Data supplied:
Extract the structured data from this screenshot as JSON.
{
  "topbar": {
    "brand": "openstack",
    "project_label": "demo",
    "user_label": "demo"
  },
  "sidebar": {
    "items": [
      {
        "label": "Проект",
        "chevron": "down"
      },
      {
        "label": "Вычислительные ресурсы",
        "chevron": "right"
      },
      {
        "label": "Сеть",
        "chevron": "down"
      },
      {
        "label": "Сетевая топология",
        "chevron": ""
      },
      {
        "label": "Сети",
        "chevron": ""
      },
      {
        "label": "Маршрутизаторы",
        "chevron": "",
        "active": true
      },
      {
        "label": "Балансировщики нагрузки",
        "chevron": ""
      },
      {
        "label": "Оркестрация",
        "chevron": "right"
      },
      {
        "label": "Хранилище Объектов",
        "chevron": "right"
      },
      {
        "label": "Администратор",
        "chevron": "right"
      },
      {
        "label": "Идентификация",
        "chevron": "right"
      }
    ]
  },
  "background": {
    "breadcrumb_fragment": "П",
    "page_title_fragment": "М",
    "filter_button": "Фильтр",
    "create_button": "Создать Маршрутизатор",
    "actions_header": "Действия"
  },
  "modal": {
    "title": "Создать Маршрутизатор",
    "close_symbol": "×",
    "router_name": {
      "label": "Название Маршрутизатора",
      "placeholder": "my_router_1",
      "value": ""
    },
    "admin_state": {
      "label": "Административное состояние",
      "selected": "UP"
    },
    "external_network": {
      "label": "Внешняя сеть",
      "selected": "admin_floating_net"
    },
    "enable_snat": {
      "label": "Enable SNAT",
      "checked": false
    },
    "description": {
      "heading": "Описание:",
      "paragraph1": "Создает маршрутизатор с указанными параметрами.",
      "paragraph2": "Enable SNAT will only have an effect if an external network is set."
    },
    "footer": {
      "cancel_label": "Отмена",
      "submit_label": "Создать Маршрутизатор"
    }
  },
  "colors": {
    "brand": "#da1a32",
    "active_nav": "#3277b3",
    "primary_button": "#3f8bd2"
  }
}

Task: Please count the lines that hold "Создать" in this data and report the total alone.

Task output: 3